Have confidence!

Koushi MIYATA(H1)

I experienced a lot of things in Australia. I went there to study for two weeks. First of all, the Australian school I studied at surprised me. It was very large and peaceful. It had beautiful grass and we always ate lunch on the grass. It was warm and soft, so it was a very comfortable. I will never forget being scolded by the headmaster because I was practicing sumo wrestling with my friends on the grass. He might have thought that we were fighting. It was a very fun experience.

I think all Australians I met had “confidence”. I have some Japanese friends living in America. They often say to me, “You should have more confidence!  You don’t need to be so modest.” In fact, I was embarrassed to have confidence. I thought humility was a virtue, but I found my friend’s words were true.

When I first reached my host family’s house, I was very nervous. I was wondering what I should do if my host family was bad and didn’t like me. My host mother showed me a room and said “It’s your room. You are free here after school.” I wanted to talk to my host family earlier, but I thought that they would mind if I talked to them suddenly. I decided with a sense of humility that I should do nothing then. I stayed in my room for a while. I felt time passed slowly and my impatience set in. But I didn’t have the courage to talk to them. When I was in that awkward situation, I remembered my friend’s words. “Have more confidence!” I took out my iPad and electronic dictionary and went to the dining room. My host brother was there. I played a game for a while, but I couldn’t focus. At last, I plucked up my courage and tried talking to him. “What are you doing now?” It was a very short and ridiculous question, but it was a big step for me. He was confused at first, though he answered my question kindly. From that day on I got along well with my host family.

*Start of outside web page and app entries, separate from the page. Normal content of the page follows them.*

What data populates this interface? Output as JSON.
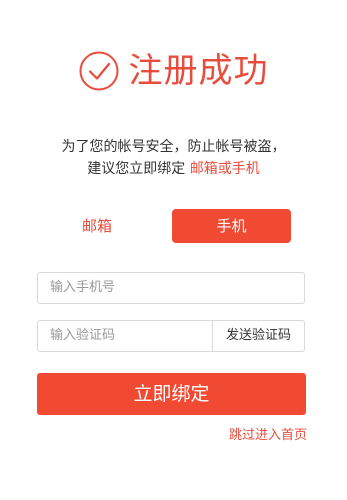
{
  "header": {
    "title": "注册成功",
    "icon": "check-circle-icon",
    "accent_color": "#e84c3d"
  },
  "notice": {
    "line1": "为了您的帐号安全，防止帐号被盗，",
    "line2_prefix": "建议您立即绑定",
    "line2_highlight": "邮箱或手机"
  },
  "tabs": {
    "email_label": "邮箱",
    "phone_label": "手机",
    "active": "手机"
  },
  "form": {
    "phone_placeholder": "输入手机号",
    "code_placeholder": "输入验证码",
    "send_code_label": "发送验证码"
  },
  "actions": {
    "submit_label": "立即绑定",
    "skip_label": "跳过进入首页",
    "button_color": "#f04a33"
  }
}
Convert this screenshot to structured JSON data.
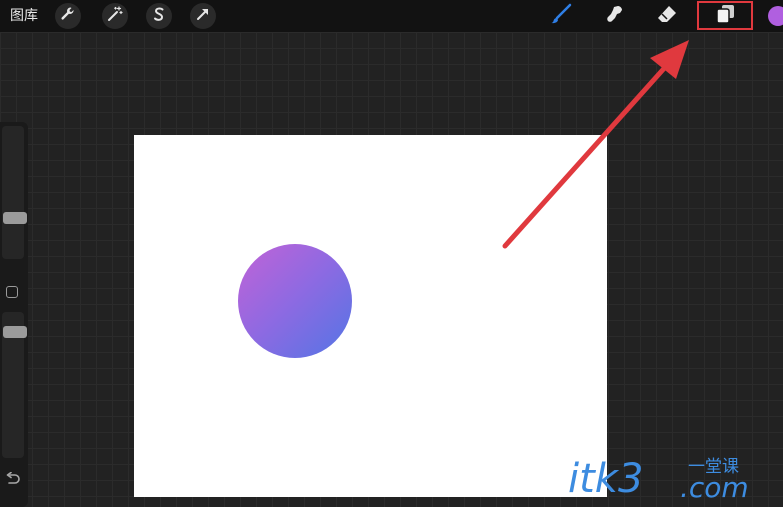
{
  "topbar": {
    "gallery_label": "图库",
    "actions_icon": "wrench-icon",
    "adjustments_icon": "magic-wand-icon",
    "selection_icon": "selection-s-icon",
    "transform_icon": "arrow-cursor-icon",
    "brush_icon": "brush-icon",
    "smudge_icon": "smudge-icon",
    "eraser_icon": "eraser-icon",
    "layers_icon": "layers-icon",
    "color": "#b05fe0",
    "brush_color": "#2f7fe6"
  },
  "sidebar": {
    "size_slider_icon": "slider-handle",
    "modify_icon": "square-icon",
    "opacity_slider_icon": "slider-handle",
    "undo_icon": "undo-icon"
  },
  "annotation": {
    "highlight_color": "#e0393e",
    "arrow_color": "#e0393e"
  },
  "watermark": {
    "main": "itk3",
    "cn": "一堂课",
    "com": ".com"
  }
}
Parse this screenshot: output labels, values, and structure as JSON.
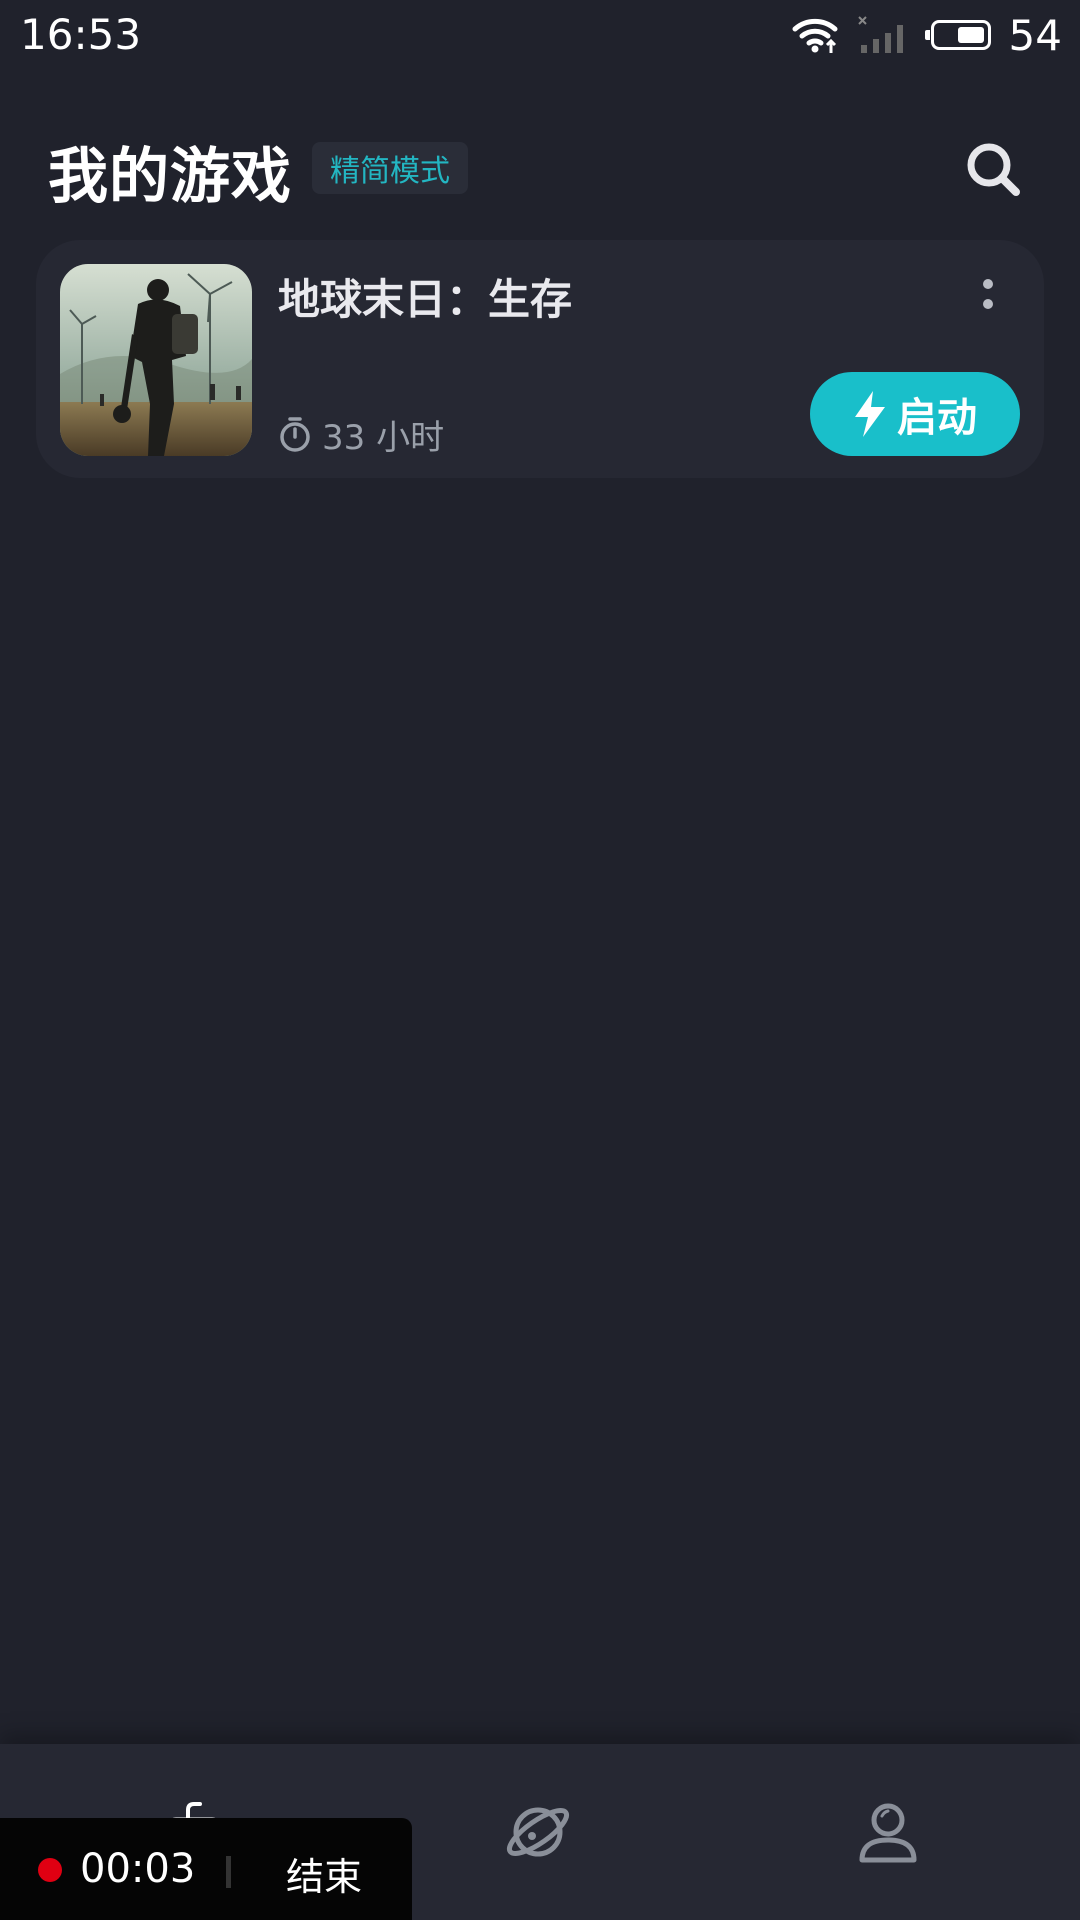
{
  "status_bar": {
    "time": "16:53",
    "battery_percent": "54",
    "icons": [
      "wifi-icon",
      "signal-off-icon",
      "battery-icon"
    ]
  },
  "header": {
    "title": "我的游戏",
    "mode_badge": "精简模式",
    "search_icon": "search-icon"
  },
  "games": [
    {
      "title": "地球末日：生存",
      "playtime": "33 小时",
      "launch_label": "启动",
      "more_icon": "more-vertical-icon"
    }
  ],
  "bottom_nav": {
    "items": [
      "gamepad-icon",
      "planet-icon",
      "user-icon"
    ],
    "active_color": "#ffffff",
    "inactive_color": "#8a8f99"
  },
  "recording": {
    "elapsed": "00:03",
    "end_label": "结束"
  },
  "colors": {
    "background": "#20222c",
    "card": "#262833",
    "accent": "#19bfca"
  }
}
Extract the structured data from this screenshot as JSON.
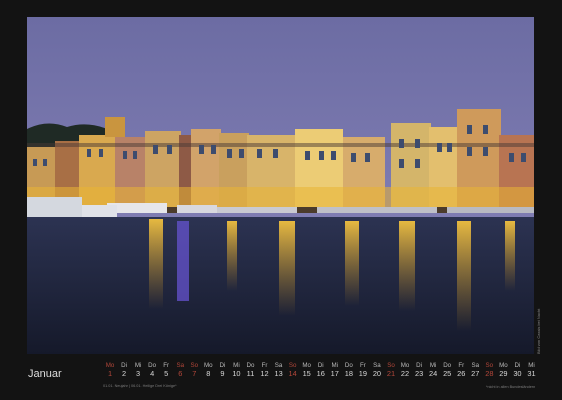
{
  "calendar": {
    "month": "Januar",
    "photo_credit": "Bild von Cassis bei Nacht",
    "days": [
      {
        "name": "Mo",
        "num": "1",
        "holiday": true
      },
      {
        "name": "Di",
        "num": "2"
      },
      {
        "name": "Mi",
        "num": "3"
      },
      {
        "name": "Do",
        "num": "4"
      },
      {
        "name": "Fr",
        "num": "5"
      },
      {
        "name": "Sa",
        "num": "6",
        "holiday": true
      },
      {
        "name": "So",
        "num": "7",
        "holiday": true
      },
      {
        "name": "Mo",
        "num": "8"
      },
      {
        "name": "Di",
        "num": "9"
      },
      {
        "name": "Mi",
        "num": "10"
      },
      {
        "name": "Do",
        "num": "11"
      },
      {
        "name": "Fr",
        "num": "12"
      },
      {
        "name": "Sa",
        "num": "13"
      },
      {
        "name": "So",
        "num": "14",
        "holiday": true
      },
      {
        "name": "Mo",
        "num": "15"
      },
      {
        "name": "Di",
        "num": "16"
      },
      {
        "name": "Mi",
        "num": "17"
      },
      {
        "name": "Do",
        "num": "18"
      },
      {
        "name": "Fr",
        "num": "19"
      },
      {
        "name": "Sa",
        "num": "20"
      },
      {
        "name": "So",
        "num": "21",
        "holiday": true
      },
      {
        "name": "Mo",
        "num": "22"
      },
      {
        "name": "Di",
        "num": "23"
      },
      {
        "name": "Mi",
        "num": "24"
      },
      {
        "name": "Do",
        "num": "25"
      },
      {
        "name": "Fr",
        "num": "26"
      },
      {
        "name": "Sa",
        "num": "27"
      },
      {
        "name": "So",
        "num": "28",
        "holiday": true
      },
      {
        "name": "Mo",
        "num": "29"
      },
      {
        "name": "Di",
        "num": "30"
      },
      {
        "name": "Mi",
        "num": "31"
      }
    ],
    "holiday_note": "01.01. Neujahr | 06.01. Heilige Drei Könige*",
    "footnote": "*nicht in allen Bundesländern"
  },
  "colors": {
    "background": "#131313",
    "sunday_holiday": "#b4473a",
    "sky_top": "#6f6ea6",
    "sky_bottom": "#8a86bb",
    "water": "#1d2338",
    "light_reflection": "#e9b533"
  }
}
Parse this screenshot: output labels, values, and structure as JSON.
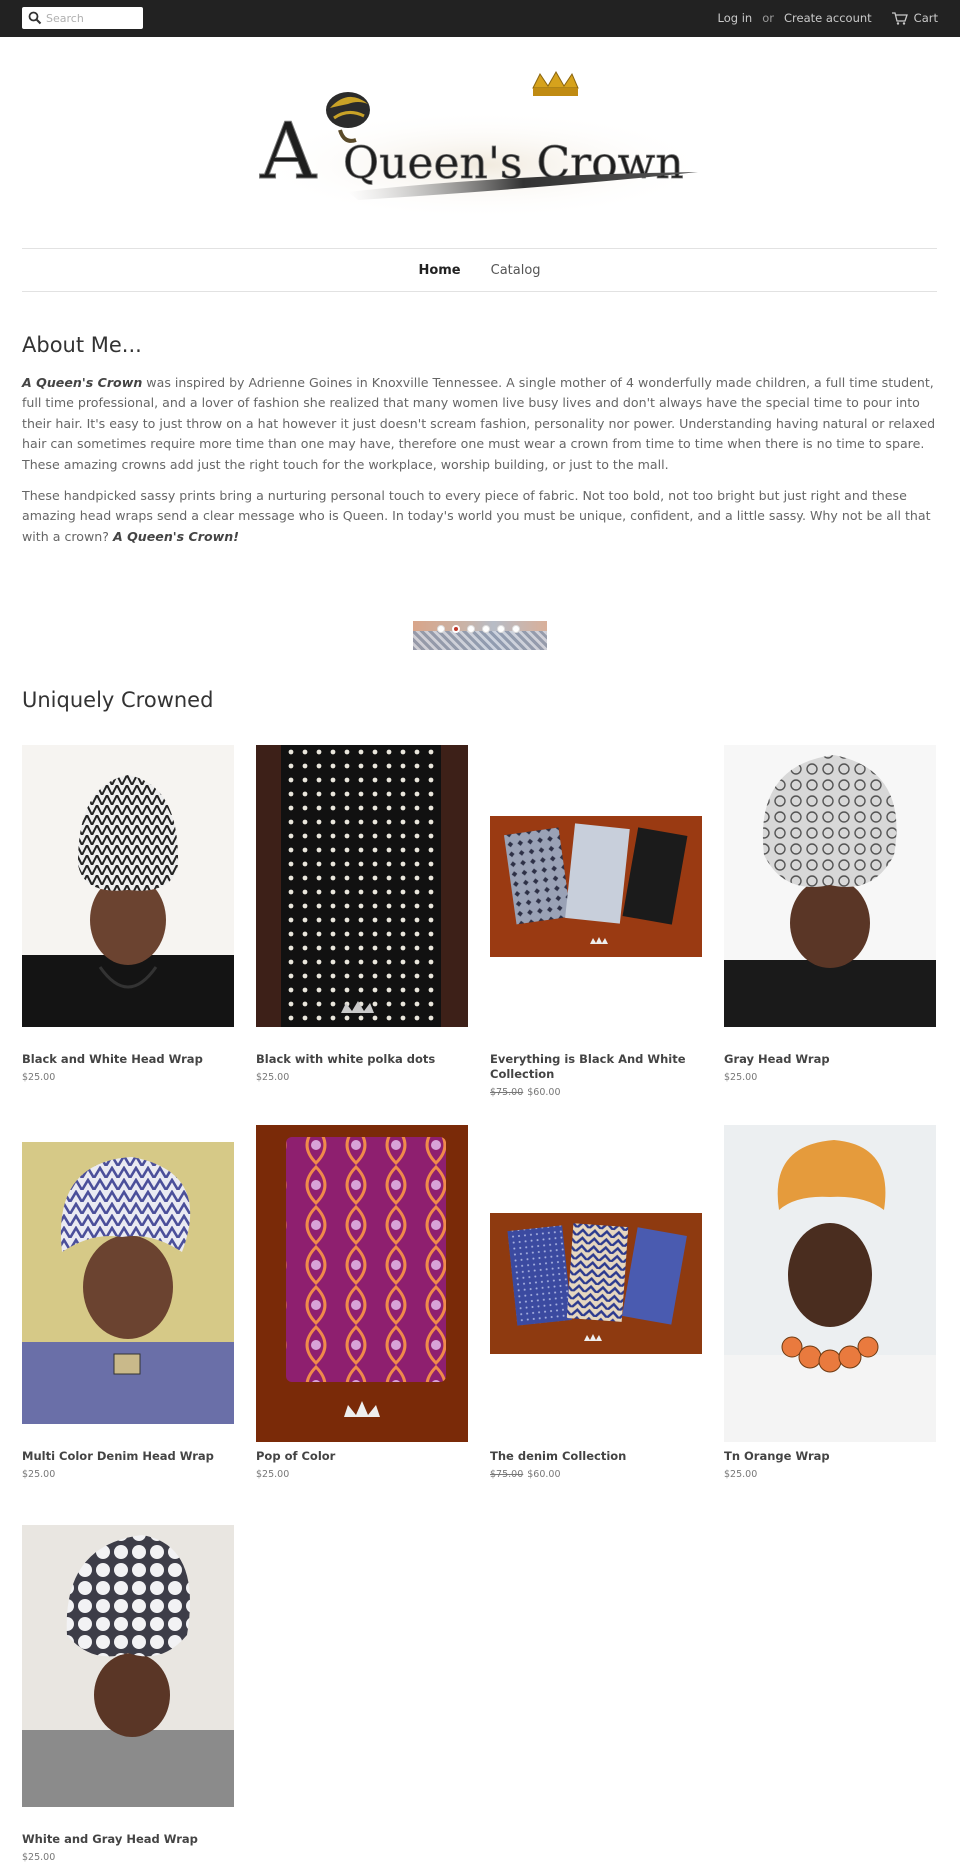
{
  "topbar": {
    "search_placeholder": "Search",
    "login": "Log in",
    "or": "or",
    "create_account": "Create account",
    "cart": "Cart"
  },
  "logo": {
    "text_1": "A",
    "text_2": "Queen's Crown"
  },
  "nav": {
    "home": "Home",
    "catalog": "Catalog"
  },
  "about": {
    "title": "About Me...",
    "brand": "A Queen's Crown",
    "para1": " was inspired by Adrienne Goines in Knoxville Tennessee. A single mother of 4 wonderfully made children, a full time student, full time professional, and a lover of fashion she realized that many women live busy lives and don't always have the special time to pour into their hair.  It's easy to just throw on a hat however it just doesn't scream fashion, personality nor power.  Understanding having natural or relaxed hair can sometimes require more time than one may have, therefore one must wear a crown from time to time when there is no time to spare. These amazing crowns add just the right touch for the workplace, worship building, or just to the mall.",
    "para2": " These handpicked sassy prints bring a nurturing personal touch to every piece of fabric.  Not too bold, not too bright but just right and these amazing head wraps send a clear message who is Queen. In today's world you must be unique, confident, and a little sassy. Why not be all that with a crown?  ",
    "brand2": "A Queen's Crown!"
  },
  "section_title": "Uniquely Crowned",
  "products": [
    {
      "name": "Black and White Head Wrap",
      "price": "$25.00",
      "compare": ""
    },
    {
      "name": "Black with white polka dots",
      "price": "$25.00",
      "compare": ""
    },
    {
      "name": "Everything is Black And White Collection",
      "price": "$60.00",
      "compare": "$75.00"
    },
    {
      "name": "Gray Head Wrap",
      "price": "$25.00",
      "compare": ""
    },
    {
      "name": "Multi Color Denim Head Wrap",
      "price": "$25.00",
      "compare": ""
    },
    {
      "name": "Pop of Color",
      "price": "$25.00",
      "compare": ""
    },
    {
      "name": "The denim Collection",
      "price": "$60.00",
      "compare": "$75.00"
    },
    {
      "name": "Tn Orange Wrap",
      "price": "$25.00",
      "compare": ""
    },
    {
      "name": "White and Gray Head Wrap",
      "price": "$25.00",
      "compare": ""
    }
  ],
  "colors": {
    "topbar": "#222222",
    "accent": "#c0392b"
  }
}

For the first few days at school we only had classes with other Japanese students. So I didn’t talk with any other non-Japanese people except the teacher. But in the last week, we had normal classes with other Australian students. We had to study with non-Japanese students. I was worried before those integration classes started. On that morning, I talked about the matter with my host father in his car on the way to school. “Today, I’ll have normal classes with non-Japanese students. I’m worried about it. I will be left alone.” Then my host father only said “Confidence! You need to have confidence!” I was surprised he gave me the same words as my friends in America gave me.  “I must not forget to have confidence.” I thought about it once again. When I got out of his car, he said once more “Have confidence! Good bye!” I nodded powerfully. Thanks to his words, I spent the last few days with confidence. Confidence is very important. By talking and doing things positively with confidence, good things will happen. I could make a lot of friends at last.  They always talked to me even though I was Japanese. They usually didn’t care where I was from.



They were always very kind to me. I thought they all had confidence. So they could do anything without holding back. It wasn’t only them. For example, my host parents loved each other. They hugged, kissed and loved to whisper to each other. I had never seen these kind of behaviors in Japan. Going outside, I could see old couples walking arm in arm or holding hands. They also had confidence, so they weren’t ashamed of showing their love in public. I felt their confidence was wonderful.

Humility is important for Japanese. You shouldn’t be too proud of yourself, but having confidence is also very wonderful. You cannot be successful in life if you don’t have it. You can be a better person by having confidence and respecting others rather than humbling yourself and respecting others.